In order to increase women’s agency, we have to work on three fronts. First, we have to take steps to empower women. Countless studies suggest that education and economic self-sufficiency are the two most important factors that lead to women’s empowerment. In Pakistan’s context, it means to enforce mandatory, free-of-cost, quality education for all girls at all levels, and to ensure equal access to employment and business opportunities. This means the availability of safe and comfortable transport, training at workplaces, and security from harassment at work, and access to capital for business ventures.
Many women will benefit through cooperative business ventures which will need capital and training. At the same time, measures have to be taken to support them in carrying out their household and childbearing, and child rearing, responsibilities through access to proper healthcare facilities and establishing childcare facilities.
Second, we have to address deleterious social norms. They are powerful determinants of how men and women behave towards each other, what kind of behaviour is rewarded and what is punished, how workload and responsibilities are divided, which kind of work is considered more valuable than the other and how is it rewarded, and what kind of opportunities are available to men and women.
Currently, in Pakistan, social norms put women at a lower level than men. In the workplace, they are underpaid. At home, they do unpaid work as care givers, and in terms of house work. Over time these social norms become legalised. So, it is important to review and address and rectify these social norms. This can be done through educational institutions, media, art and culture, developing allies among thought leaders, and gender sensitivity training in work places and communities.
The target audience is not just men but also women.
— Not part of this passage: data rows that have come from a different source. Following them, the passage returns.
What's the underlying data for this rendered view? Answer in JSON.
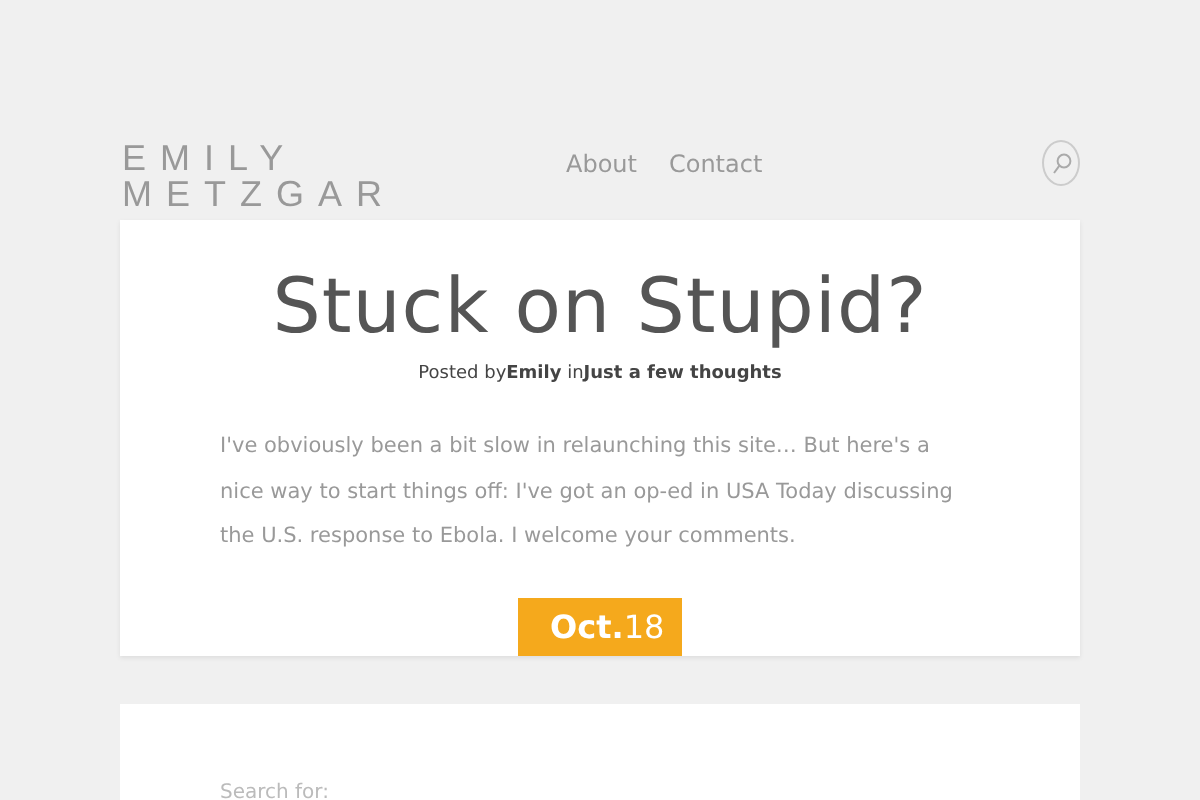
{
  "site_title": [
    "EMILY",
    "METZGAR"
  ],
  "nav": [
    "About",
    "Contact"
  ],
  "post": {
    "title": "Stuck on Stupid?",
    "byline": "Posted by**Emily** in**Just a few thoughts**",
    "body": "I've obviously been a bit slow in relaunching this site… But here's a nice way to start things off: I've got an op-ed in USA Today discussing the U.S. response to Ebola. I welcome your comments.",
    "date": "**Oct.**18"
  },
  "search": {
    "label": "Search for:"
  }
}
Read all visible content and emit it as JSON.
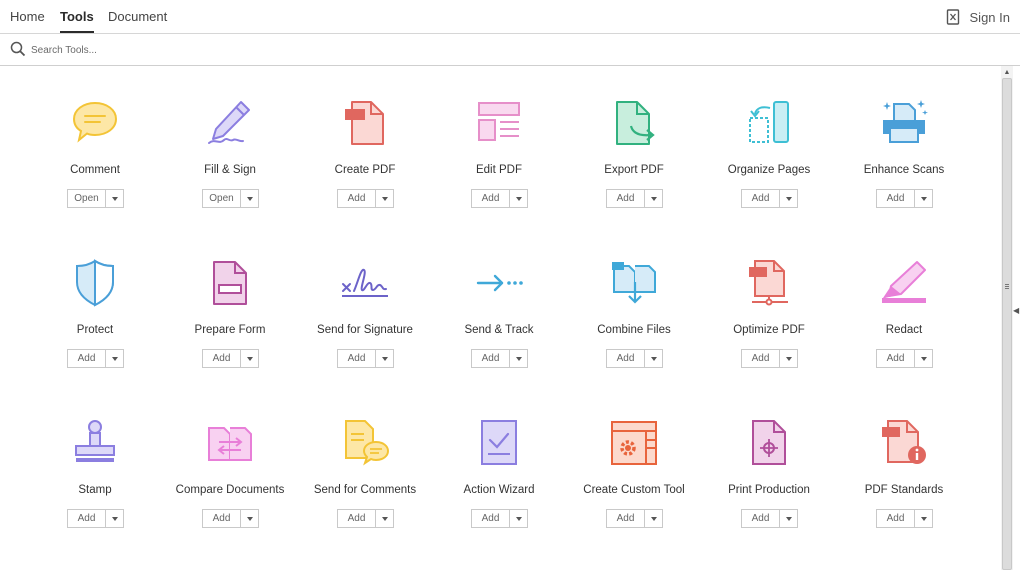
{
  "tabs": [
    {
      "label": "Home",
      "active": false
    },
    {
      "label": "Tools",
      "active": true
    },
    {
      "label": "Document",
      "active": false
    }
  ],
  "header": {
    "signin_label": "Sign In",
    "signin_icon": "device-icon"
  },
  "search": {
    "placeholder": "Search Tools..."
  },
  "tools": [
    {
      "label": "Comment",
      "button": "Open",
      "icon": "comment-icon",
      "color": "#f5c518"
    },
    {
      "label": "Fill & Sign",
      "button": "Open",
      "icon": "fill-sign-icon",
      "color": "#8b7ee0"
    },
    {
      "label": "Create PDF",
      "button": "Add",
      "icon": "create-pdf-icon",
      "color": "#e0675f"
    },
    {
      "label": "Edit PDF",
      "button": "Add",
      "icon": "edit-pdf-icon",
      "color": "#e68fc9"
    },
    {
      "label": "Export PDF",
      "button": "Add",
      "icon": "export-pdf-icon",
      "color": "#31b17f"
    },
    {
      "label": "Organize Pages",
      "button": "Add",
      "icon": "organize-pages-icon",
      "color": "#3ebfd4"
    },
    {
      "label": "Enhance Scans",
      "button": "Add",
      "icon": "enhance-scans-icon",
      "color": "#4a9fd8"
    },
    {
      "label": "Protect",
      "button": "Add",
      "icon": "shield-icon",
      "color": "#4a9fd8"
    },
    {
      "label": "Prepare Form",
      "button": "Add",
      "icon": "prepare-form-icon",
      "color": "#b04f9a"
    },
    {
      "label": "Send for Signature",
      "button": "Add",
      "icon": "signature-icon",
      "color": "#6c63c9"
    },
    {
      "label": "Send & Track",
      "button": "Add",
      "icon": "send-track-icon",
      "color": "#3fa8d8"
    },
    {
      "label": "Combine Files",
      "button": "Add",
      "icon": "combine-files-icon",
      "color": "#3fa8d8"
    },
    {
      "label": "Optimize PDF",
      "button": "Add",
      "icon": "optimize-pdf-icon",
      "color": "#e0675f"
    },
    {
      "label": "Redact",
      "button": "Add",
      "icon": "redact-icon",
      "color": "#e87fd8"
    },
    {
      "label": "Stamp",
      "button": "Add",
      "icon": "stamp-icon",
      "color": "#8b7ee0"
    },
    {
      "label": "Compare Documents",
      "button": "Add",
      "icon": "compare-documents-icon",
      "color": "#e87fd8"
    },
    {
      "label": "Send for Comments",
      "button": "Add",
      "icon": "send-comments-icon",
      "color": "#f5c518"
    },
    {
      "label": "Action Wizard",
      "button": "Add",
      "icon": "action-wizard-icon",
      "color": "#8b7ee0"
    },
    {
      "label": "Create Custom Tool",
      "button": "Add",
      "icon": "custom-tool-icon",
      "color": "#e8643c"
    },
    {
      "label": "Print Production",
      "button": "Add",
      "icon": "print-production-icon",
      "color": "#b04f9a"
    },
    {
      "label": "PDF Standards",
      "button": "Add",
      "icon": "pdf-standards-icon",
      "color": "#e0675f"
    }
  ]
}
We must remember that these norms are a result of decades, rather centuries, of the subconscious inculcation of some concepts, ideologies and behaviours, and will take time to counter and reverse.
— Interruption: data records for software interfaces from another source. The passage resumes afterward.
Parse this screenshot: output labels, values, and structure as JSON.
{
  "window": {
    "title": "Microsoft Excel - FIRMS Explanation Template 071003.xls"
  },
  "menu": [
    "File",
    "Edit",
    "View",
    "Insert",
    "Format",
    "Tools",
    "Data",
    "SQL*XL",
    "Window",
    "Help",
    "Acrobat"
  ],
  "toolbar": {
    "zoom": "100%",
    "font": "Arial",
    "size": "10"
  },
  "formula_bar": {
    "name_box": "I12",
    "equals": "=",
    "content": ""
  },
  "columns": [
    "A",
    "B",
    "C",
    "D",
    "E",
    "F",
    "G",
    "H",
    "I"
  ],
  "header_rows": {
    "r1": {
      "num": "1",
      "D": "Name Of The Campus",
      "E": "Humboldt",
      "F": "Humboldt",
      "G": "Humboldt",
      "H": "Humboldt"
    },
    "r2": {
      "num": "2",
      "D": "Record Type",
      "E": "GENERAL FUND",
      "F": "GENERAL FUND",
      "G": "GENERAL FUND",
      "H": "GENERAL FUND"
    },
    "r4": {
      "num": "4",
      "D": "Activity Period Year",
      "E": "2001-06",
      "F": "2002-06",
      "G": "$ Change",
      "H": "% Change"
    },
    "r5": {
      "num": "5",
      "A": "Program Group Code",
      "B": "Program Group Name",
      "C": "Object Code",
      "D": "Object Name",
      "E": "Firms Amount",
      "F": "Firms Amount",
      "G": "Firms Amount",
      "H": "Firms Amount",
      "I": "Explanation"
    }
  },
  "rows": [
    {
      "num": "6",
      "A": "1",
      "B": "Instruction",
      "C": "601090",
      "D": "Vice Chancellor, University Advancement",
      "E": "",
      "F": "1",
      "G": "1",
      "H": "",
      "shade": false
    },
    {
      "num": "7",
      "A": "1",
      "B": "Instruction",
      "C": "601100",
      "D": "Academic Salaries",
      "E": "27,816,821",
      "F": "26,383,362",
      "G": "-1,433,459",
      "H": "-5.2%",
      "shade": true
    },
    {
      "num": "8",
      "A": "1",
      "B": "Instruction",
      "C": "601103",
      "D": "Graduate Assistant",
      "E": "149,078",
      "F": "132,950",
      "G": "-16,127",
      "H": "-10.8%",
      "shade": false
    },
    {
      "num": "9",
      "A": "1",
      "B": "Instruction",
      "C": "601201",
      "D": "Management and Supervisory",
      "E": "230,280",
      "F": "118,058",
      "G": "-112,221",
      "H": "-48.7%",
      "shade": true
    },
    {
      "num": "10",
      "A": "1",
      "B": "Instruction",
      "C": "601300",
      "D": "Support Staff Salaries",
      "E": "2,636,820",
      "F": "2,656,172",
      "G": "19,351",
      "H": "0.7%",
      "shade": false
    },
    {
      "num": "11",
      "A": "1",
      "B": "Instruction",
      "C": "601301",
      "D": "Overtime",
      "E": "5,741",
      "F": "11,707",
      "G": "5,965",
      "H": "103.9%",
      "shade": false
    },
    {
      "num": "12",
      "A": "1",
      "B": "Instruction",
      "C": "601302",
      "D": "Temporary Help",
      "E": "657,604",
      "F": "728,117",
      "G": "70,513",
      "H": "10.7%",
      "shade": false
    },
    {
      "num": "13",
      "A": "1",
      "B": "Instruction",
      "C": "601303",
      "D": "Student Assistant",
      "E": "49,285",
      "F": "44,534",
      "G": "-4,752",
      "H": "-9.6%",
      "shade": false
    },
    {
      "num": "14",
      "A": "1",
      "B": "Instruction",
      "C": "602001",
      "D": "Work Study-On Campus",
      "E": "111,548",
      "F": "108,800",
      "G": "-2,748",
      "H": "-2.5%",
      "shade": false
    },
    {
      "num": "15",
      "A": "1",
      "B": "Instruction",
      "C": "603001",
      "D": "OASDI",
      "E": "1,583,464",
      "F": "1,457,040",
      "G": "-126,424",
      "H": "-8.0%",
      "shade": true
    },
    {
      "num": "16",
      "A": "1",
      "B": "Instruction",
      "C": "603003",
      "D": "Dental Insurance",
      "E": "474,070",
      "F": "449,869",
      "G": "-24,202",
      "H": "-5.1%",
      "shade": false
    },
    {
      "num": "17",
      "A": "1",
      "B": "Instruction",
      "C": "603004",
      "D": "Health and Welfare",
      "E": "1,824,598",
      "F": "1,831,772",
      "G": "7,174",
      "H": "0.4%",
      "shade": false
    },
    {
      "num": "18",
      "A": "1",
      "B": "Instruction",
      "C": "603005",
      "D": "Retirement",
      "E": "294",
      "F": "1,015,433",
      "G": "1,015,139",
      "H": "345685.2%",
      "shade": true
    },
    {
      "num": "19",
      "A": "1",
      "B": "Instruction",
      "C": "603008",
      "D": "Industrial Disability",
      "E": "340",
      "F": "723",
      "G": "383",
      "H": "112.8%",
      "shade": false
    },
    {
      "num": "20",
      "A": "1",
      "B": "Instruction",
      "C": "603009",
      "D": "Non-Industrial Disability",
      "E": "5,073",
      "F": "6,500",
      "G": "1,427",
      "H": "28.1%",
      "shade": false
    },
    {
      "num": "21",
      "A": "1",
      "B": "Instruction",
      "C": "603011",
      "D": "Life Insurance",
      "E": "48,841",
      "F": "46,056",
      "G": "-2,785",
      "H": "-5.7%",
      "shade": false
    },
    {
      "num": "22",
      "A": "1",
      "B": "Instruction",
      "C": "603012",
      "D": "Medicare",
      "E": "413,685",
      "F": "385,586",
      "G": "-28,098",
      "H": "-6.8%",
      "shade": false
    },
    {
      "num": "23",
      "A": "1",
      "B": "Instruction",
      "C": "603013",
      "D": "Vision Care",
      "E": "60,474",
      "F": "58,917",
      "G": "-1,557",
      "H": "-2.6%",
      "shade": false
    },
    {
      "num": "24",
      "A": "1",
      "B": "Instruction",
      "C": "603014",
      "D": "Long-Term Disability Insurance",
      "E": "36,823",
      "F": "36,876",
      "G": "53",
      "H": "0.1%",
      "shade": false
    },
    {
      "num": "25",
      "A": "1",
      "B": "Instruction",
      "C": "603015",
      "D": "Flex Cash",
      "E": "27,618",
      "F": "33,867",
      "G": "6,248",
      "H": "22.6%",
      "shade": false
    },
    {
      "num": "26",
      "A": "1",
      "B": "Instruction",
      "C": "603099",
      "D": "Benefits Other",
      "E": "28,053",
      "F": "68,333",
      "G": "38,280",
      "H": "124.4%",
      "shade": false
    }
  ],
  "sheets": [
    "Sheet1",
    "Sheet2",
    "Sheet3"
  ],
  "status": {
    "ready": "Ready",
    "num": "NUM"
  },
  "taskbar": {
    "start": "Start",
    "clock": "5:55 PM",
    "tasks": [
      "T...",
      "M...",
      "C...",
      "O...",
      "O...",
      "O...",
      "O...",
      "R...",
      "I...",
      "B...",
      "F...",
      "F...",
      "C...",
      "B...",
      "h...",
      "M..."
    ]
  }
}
Third, laws have to be made and implemented to ensure that women have full freedom to exercise their rights to make and carry out decisions. They have to be facilitated and protected, wherever needed.
Another important aspect of this problem is that men, when exploited, oppressed and insulted in a class-based social, economic and political structure, become frustrated, angry and violent. This results in wife beating and child abuse at home and violence against women on streets. After all, who is weaker than children and women in such a social structure?
It must be said that an egalitarian social structure is not just liberating for women, but also for men, as some social norms are deleterious for men as well. For example, in our society, mostly men have to bear economic responsibility; they cannot show emotions and have to look after the wellbeing of their families. In some cases, boys are thrust under pressure in the absence of an adult man. As a result of which, they don’t reach their full potential.
Gender equality is also an economic issue. Economies cannot grow, poverty cannot end and peace cannot be achieved without women being full partners in social, economic and political processes.
This will not happen under the current class-based system where the state has been captured by a small number of elites, who don’t want to empower even men in the lower socio-economic layers of society, let alone women.
Empowered women will be a threat to this structure built on the exploitation of humans. An egalitarian society can only be built in a state run by the people, for the people – this is a huge undertaking in a society fed on myths and make-belief stories.
The writer is a freelance contributor. She tweets shahnazsk